* _Your instructions_
What you return must be every line below that includes the word "symbol".

* _Dataset rows for apps and sites_
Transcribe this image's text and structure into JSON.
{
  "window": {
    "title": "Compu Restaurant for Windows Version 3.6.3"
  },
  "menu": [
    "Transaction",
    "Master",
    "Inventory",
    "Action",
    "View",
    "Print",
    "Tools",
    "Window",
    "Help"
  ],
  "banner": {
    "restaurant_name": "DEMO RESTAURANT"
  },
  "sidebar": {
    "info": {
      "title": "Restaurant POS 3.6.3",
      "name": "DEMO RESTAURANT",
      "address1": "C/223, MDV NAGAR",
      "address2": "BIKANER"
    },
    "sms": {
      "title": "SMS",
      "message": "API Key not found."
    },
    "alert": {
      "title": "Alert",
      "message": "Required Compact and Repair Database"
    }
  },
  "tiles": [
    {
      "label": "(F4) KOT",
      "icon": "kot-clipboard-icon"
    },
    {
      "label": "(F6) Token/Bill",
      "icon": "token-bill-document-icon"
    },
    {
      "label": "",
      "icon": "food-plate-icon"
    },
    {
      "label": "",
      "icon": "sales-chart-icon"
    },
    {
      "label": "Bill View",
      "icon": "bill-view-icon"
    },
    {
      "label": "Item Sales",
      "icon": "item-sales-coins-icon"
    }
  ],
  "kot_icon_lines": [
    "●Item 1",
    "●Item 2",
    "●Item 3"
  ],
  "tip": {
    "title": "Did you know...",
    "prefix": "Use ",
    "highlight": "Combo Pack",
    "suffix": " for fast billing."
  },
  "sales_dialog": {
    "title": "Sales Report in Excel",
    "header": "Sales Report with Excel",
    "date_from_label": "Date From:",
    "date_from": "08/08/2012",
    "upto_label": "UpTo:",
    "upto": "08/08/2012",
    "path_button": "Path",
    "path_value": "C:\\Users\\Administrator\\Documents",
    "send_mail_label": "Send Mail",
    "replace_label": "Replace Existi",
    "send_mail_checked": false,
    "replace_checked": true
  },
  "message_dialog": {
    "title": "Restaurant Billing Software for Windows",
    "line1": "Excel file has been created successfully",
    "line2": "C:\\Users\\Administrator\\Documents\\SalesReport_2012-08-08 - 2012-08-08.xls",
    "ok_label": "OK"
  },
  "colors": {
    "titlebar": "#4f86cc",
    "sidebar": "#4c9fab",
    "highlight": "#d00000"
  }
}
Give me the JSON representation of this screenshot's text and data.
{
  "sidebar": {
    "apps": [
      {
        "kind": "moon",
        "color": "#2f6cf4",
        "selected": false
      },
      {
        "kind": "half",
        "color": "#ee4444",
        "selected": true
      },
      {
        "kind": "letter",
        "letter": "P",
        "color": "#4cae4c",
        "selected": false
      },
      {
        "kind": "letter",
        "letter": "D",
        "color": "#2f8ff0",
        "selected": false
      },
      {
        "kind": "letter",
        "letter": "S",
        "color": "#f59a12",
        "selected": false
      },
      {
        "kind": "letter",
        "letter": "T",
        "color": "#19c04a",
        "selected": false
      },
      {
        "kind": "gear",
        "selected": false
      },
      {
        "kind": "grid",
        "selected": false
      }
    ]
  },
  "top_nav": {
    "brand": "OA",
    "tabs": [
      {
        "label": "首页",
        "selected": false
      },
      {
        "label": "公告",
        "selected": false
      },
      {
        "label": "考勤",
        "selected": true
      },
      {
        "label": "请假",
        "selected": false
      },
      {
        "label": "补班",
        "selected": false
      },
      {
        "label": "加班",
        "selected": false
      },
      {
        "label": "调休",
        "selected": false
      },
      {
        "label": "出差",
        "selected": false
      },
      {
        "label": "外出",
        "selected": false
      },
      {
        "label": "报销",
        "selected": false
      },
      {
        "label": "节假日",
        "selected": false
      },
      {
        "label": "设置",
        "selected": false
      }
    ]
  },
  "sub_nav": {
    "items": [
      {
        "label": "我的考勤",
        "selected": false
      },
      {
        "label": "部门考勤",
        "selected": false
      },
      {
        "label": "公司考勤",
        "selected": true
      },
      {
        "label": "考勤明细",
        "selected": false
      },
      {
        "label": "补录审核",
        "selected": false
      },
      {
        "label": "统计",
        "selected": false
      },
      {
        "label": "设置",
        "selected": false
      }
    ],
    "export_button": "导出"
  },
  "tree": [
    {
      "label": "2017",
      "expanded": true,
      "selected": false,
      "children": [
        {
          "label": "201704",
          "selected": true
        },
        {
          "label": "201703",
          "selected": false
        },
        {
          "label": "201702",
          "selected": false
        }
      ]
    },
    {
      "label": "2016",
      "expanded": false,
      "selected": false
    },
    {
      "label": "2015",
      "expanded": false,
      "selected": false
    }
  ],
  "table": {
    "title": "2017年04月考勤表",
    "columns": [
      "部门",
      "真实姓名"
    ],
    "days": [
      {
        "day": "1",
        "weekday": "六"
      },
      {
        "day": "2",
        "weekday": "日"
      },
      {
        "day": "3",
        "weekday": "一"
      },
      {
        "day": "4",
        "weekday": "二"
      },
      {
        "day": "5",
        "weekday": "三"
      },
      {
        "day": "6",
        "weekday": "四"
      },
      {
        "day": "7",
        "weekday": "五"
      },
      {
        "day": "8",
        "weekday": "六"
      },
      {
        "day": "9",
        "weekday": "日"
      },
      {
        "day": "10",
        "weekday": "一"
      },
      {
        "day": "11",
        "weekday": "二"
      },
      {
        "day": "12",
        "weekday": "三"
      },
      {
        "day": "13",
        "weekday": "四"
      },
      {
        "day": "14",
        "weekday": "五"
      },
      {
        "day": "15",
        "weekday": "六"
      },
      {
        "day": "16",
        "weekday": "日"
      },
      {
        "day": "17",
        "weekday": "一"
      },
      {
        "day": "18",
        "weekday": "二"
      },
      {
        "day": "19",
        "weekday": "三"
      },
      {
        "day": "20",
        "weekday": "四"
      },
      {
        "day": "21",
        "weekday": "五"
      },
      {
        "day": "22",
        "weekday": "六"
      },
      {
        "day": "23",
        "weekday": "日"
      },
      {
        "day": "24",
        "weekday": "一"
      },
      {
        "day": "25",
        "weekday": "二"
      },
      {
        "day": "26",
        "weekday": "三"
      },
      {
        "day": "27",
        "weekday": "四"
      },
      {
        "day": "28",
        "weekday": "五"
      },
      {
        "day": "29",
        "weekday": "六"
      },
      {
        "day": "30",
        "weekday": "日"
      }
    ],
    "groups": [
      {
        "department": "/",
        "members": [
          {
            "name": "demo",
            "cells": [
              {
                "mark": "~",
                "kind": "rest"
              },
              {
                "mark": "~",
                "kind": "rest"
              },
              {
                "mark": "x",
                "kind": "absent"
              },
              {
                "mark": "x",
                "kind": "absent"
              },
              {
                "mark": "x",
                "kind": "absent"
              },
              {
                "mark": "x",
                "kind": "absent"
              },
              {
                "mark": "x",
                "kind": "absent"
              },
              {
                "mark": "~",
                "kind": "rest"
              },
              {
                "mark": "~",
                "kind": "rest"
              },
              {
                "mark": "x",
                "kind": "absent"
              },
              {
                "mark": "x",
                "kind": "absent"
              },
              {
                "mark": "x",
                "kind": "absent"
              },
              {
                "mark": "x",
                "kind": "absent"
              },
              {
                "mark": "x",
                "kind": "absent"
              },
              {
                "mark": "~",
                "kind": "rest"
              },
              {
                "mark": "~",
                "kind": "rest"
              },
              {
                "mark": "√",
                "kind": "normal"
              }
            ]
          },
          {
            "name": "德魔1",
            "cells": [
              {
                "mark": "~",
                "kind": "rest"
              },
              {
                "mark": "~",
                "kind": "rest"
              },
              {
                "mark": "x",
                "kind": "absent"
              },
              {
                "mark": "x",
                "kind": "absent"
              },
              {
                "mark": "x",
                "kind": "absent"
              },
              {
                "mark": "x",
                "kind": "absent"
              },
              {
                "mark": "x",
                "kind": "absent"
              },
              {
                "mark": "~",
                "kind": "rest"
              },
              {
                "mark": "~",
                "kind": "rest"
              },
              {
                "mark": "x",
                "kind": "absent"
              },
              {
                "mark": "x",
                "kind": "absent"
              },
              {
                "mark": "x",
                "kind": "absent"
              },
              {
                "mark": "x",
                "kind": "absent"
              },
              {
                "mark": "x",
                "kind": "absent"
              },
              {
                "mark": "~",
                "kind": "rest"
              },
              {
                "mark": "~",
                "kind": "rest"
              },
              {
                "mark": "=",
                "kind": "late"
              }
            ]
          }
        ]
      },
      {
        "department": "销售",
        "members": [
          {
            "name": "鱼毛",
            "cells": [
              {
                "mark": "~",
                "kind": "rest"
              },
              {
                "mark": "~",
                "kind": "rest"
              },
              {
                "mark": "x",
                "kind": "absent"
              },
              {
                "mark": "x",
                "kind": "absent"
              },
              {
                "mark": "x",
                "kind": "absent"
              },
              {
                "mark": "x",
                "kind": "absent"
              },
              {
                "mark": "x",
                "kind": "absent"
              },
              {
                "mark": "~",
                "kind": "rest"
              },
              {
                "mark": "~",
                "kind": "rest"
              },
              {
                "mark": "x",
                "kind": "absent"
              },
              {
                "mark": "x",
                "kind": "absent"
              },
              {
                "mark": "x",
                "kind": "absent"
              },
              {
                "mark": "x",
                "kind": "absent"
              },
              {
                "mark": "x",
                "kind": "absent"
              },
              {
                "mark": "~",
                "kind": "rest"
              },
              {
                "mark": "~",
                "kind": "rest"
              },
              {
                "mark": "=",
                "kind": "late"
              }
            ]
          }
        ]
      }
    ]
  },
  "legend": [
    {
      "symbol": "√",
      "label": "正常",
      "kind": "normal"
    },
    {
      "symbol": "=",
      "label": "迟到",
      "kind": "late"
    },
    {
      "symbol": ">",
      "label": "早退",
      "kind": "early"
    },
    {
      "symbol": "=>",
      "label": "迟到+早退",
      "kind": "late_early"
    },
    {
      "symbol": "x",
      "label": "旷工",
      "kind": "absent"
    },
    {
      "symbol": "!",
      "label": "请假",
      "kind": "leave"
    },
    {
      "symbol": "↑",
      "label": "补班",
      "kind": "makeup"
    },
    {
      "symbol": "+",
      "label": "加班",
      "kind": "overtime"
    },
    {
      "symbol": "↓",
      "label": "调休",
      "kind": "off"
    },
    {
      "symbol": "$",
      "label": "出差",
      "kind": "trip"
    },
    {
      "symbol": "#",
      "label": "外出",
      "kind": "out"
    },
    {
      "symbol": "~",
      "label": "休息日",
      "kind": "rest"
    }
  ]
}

* _Result of this exercise_
      "symbol": "√",
      "symbol": "=",
      "symbol": ">",
      "symbol": "=>",
      "symbol": "x",
      "symbol": "!",
      "symbol": "↑",
      "symbol": "+",
      "symbol": "↓",
      "symbol": "$",
      "symbol": "#",
      "symbol": "~",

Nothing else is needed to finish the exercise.